Writing for Salon.com, Marcus Cederstrom has fired the latest shot in the Tebow Wars:
So I ask, what if Tim Tebow were Muslim? How would our society react if during every interview, Tebow said “Insha’Allah” or “Allāhu Akbar” rather than thank his Lord and Savior, Jesus Christ? Or instead of falling to one knee and praying, Tebow pulled out a prayer rug and faced Mecca? A recent study by the Pew Research Center suggests it would not be well received. While American Muslims in general tend be satisfied with their lives and communities in the United States, 55 percent report that being Muslim in the U.S. has become more difficult since Sept. 11. Twenty-eight percent report that people have viewed them with suspicion and 22 percent report having been called offensive names. The TLC show “All-American Muslim” has lost advertisers who were pressured by groups claiming that the show was Islamic propaganda. Yet Pat Robertson claims that the United States is a breeding ground for anti-Christian bigotry.
I don’t have answers to these questions. We can’t know the answers until we are faced with a prominent Muslim athlete who is willing to be so visible with his faith. In a country that consistently prides itself on freedoms – freedom of speech, freedom to assemble, freedom of religion – we can hope that Muslim athletes who are visible with their faith would find themselves just as revered as Tebow is for his.
On the one hand, Cederstrom has a point. Can’t you almost hear the chorus of outrage from certain pundits and bloggers if a prominent NFL player dropped to his knees, faced Mecca, and prayed to Allah? They would treat it as something insidious, as smoking gun evidence that teh jeehad has infiltrated the NFL. If you doubt that, let’s recall how they reacted when Congressman Keith Ellison (D-Minn.) wanted to swear his oath of office on his own holy text, the Qur’an, instead of taking his oath on the Bible. That shouldn’t have been controversial given the protections guaranteed by Article VI of the constitution and the First Amendment, but it was anyway.

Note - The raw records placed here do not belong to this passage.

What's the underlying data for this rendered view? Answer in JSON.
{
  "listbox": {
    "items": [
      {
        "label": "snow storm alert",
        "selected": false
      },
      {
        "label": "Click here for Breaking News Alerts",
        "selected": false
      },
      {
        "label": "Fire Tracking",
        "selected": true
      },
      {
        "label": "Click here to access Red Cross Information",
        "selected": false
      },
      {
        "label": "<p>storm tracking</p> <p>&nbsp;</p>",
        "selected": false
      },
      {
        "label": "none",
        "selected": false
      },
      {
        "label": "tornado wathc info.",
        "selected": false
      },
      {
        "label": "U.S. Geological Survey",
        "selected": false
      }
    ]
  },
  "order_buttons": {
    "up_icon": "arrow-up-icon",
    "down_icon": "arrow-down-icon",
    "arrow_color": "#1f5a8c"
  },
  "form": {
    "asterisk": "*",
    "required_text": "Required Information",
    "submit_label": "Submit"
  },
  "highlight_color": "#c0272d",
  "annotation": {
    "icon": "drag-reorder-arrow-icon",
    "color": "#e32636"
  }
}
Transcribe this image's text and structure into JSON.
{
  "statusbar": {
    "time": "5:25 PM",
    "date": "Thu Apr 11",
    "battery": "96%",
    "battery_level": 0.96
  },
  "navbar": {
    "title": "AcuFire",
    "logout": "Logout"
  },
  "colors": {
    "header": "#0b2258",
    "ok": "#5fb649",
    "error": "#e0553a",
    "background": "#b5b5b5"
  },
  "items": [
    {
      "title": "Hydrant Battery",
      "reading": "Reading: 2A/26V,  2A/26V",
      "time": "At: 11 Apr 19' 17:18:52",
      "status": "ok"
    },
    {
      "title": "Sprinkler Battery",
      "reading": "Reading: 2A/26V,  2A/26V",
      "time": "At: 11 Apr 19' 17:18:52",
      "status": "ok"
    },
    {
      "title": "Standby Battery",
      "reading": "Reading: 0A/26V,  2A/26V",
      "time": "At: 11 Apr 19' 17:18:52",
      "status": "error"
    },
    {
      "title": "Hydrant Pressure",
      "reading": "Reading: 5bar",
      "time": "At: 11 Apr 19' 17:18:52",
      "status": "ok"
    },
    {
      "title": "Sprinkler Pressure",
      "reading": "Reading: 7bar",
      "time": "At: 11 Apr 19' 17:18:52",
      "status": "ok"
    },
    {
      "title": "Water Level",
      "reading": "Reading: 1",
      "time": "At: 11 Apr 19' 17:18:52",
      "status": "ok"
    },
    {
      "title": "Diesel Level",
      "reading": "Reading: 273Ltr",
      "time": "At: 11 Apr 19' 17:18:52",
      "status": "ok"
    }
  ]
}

On the other hand, though, Cederstrom uses two really bad examples to illustrate his point. He points to Mahmoud Abdul-Rauf and Muhammad Ali as evidence that Americans wouldn’t respond well to a prominent Muslim NFL player. But the controversies surrounding Abdul-Rauf and Ali were political rather than religious in nature, although Islam did — according to them — play a role in both controversies. Abdul-Rauf, at the time an NBA player, refused to stand for the national anthem in 1996. In 1966, Ali became an outspoken critic of the Vietnam draft and a conscientious objector.
Whatever one may think of these men and the strong stances they took, comparing them with Tebow is an apples and oranges comparison. So far, Tebow hasn’t taken any strong political positions in which his faith has played a central role. He’s just praying during football games. We can’t know how Americans might have responded to seeing Abdul-Rauf or Ali praying before basketball games or boxing matches absent their political controversies. Maybe it still wouldn’t have been received well. Or maybe it would have gone unnoticed. I can’t know that and neither can Cederstrom.
Bottom line: Doug Mataconis was right when he blogged on Friday that this has all gotten out of hand and needs to stop. Tim Tebow has become something of a pawn in the culture wars and both sides now seem to be afflicted with Tebow Derangement Syndrome. They should consider this particular battle in the culture wars a draw on account of both sides looking equally absurd. With the Broncos’ season over now, let’s put the controversy surrounding Tim Tebow’s faith — a controversy that probably shouldn’t even exist in a free society — to rest. Permanently. Don’t we have anything better to do?